Maggie Koerth-Baker is a guest blogger on Boing Boing. A freelance science and health journalist, Maggie lives in Minneapolis, brain dumps on Twitter, and writes quite often for mental_floss magazine.
Note: No Mormons are mocked in the making of this posting.
In a Linda Richman-esque turn of events, Mormon crickets are neither Mormon, nor crickets. In reality, they're katydids whose religious proclivities (if any) remain unknown. The bugs' association with the Church of Jesus Christ of Latter Day Saints comes from stories told by early Mormon settlers in Utah about how thousands of the creatures swarmed in to devastate crops before being miraculously stopped by the arrival of a pack of ravenous seagulls. God worked in mysterious ways.
And continues to do so, apparently. Mormon crickets are still a periodic threat to farmers out west. Every so often (possibly prompted by weather patterns, but nobody's exactly sure), millions of Mormon crickets will band together into a pack--dense as 100 bugs per square meter--and march forward, devouring every scrap of plant life in their path. The flood of bugs can be nigh-on impossible to staunch. Besides eating up crops and lawns, they've been known to stop traffic, and come stomping right through people's homes. Discover magazine's Discoblog quotes a resident of Tuscarora, Nevada:
You'll wake up and there'll be one sitting on your forehead, looking at you
And you thought the scutigera coleoptrata was bad.
But the townsfolk of Tuscarora have found a Mormon cricket defense system almost as miraculous as the bugicidal seagull brigade. Read the rest
Wang Hongwen went to see Marshal Zhu De, requesting him to hand over power. "You may take over, but only if you can make this egg stand upright," Zhu said, while handling him an egg.Jokes from the Great Proletarian Cultural Revolution (1966-1976) (Part One) Read the rest
After trying for several days, Wang was still unable to make it stand, so he went to see Deng Xiaoping for help.
"This is easy," said Deng, and he forcefully smashed the egg down into the table.
"Ai ya, it broke!" Wang exclaimed.
"Chairman Mao has said, 'nothing can stand without destruction,'" said Deng, "look, isn't the egg standing upright now?"

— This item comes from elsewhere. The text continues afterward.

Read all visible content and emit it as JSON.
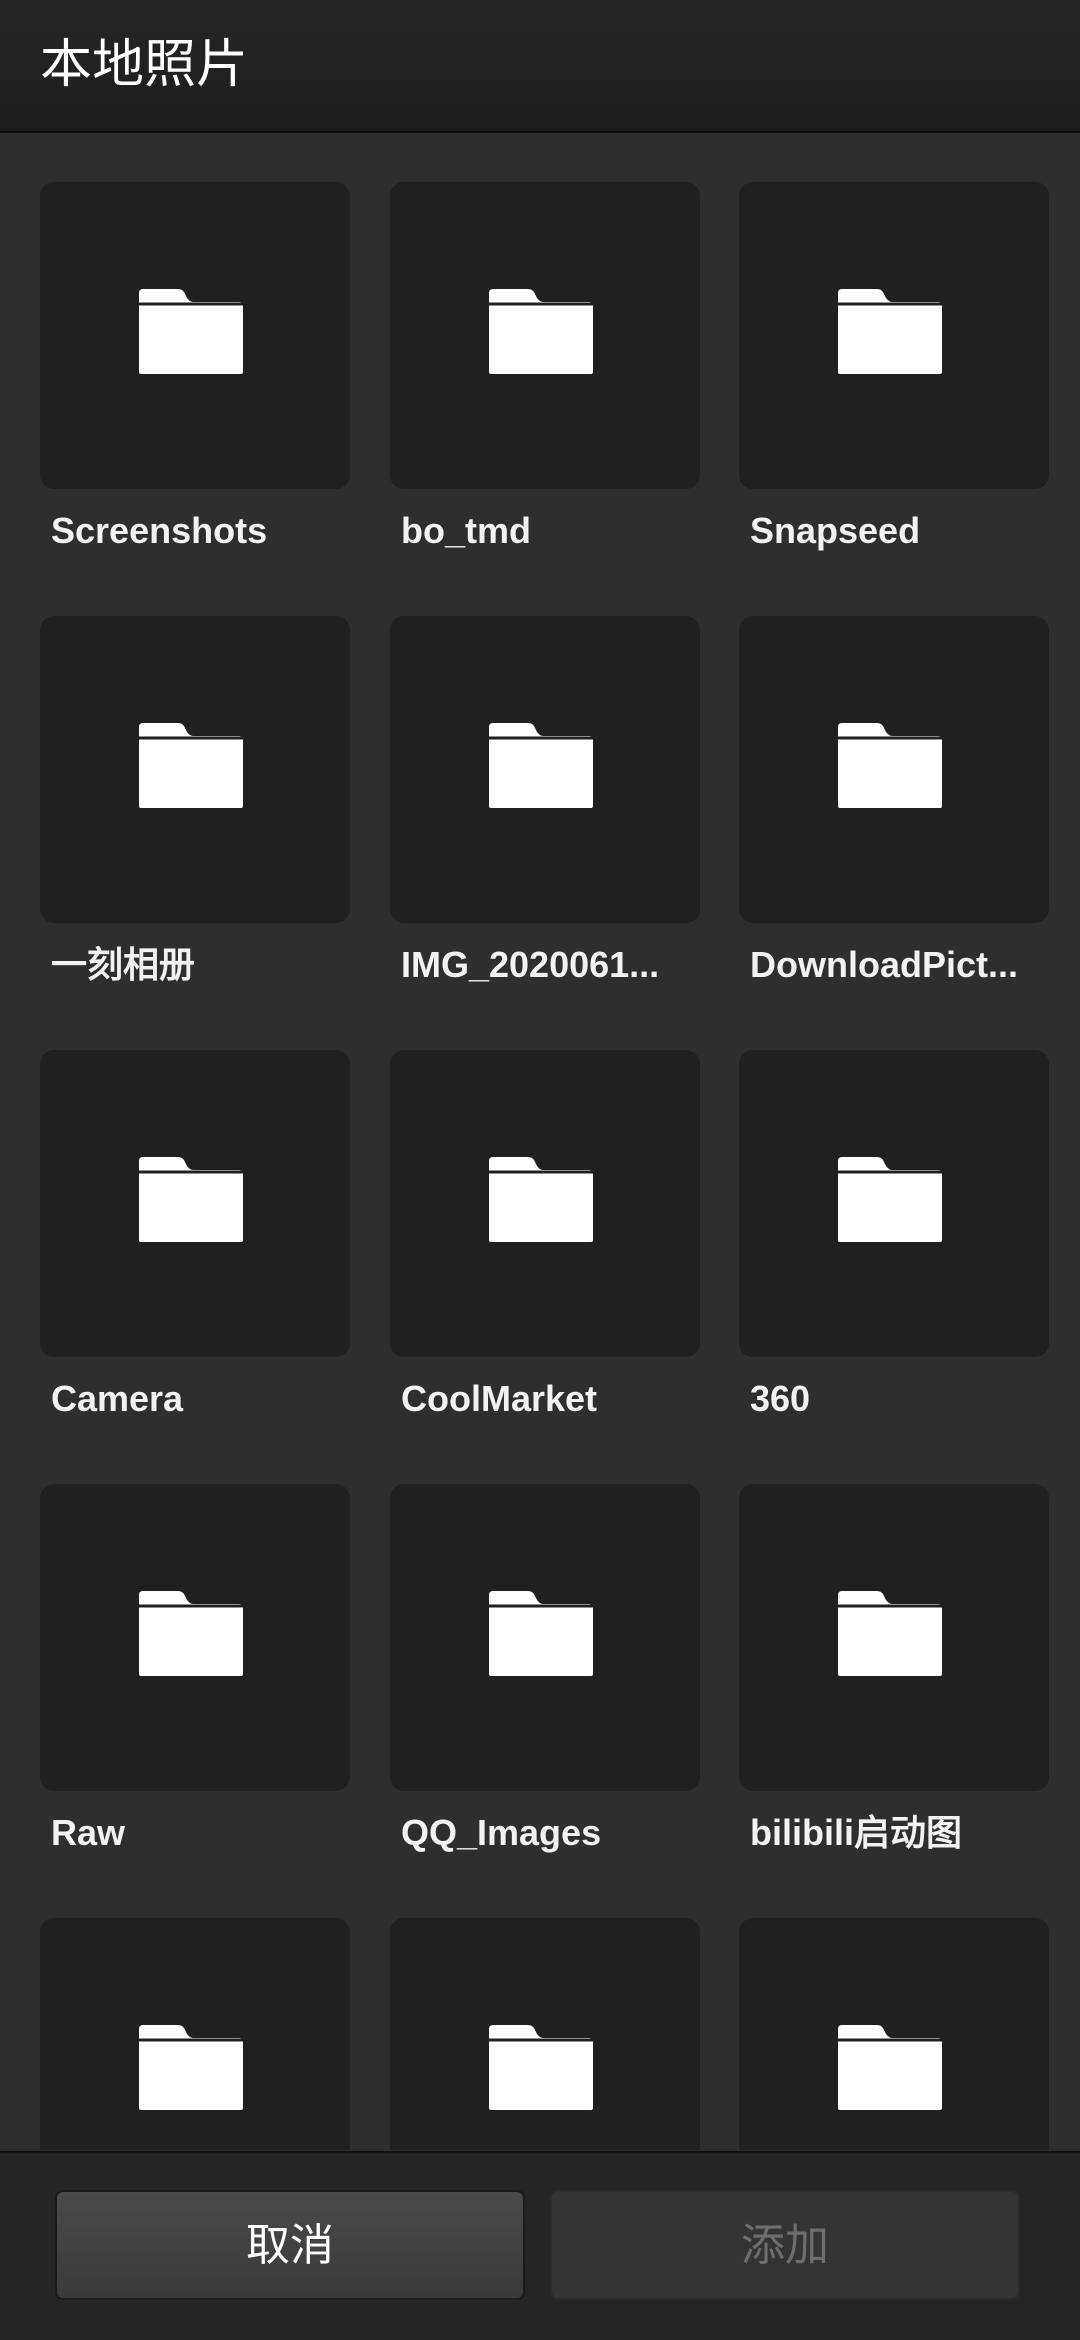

Translator's notes: The phrase "nothing can stand without destruction" was a revolutionary slogan that encouraged destruction of old, feudal things.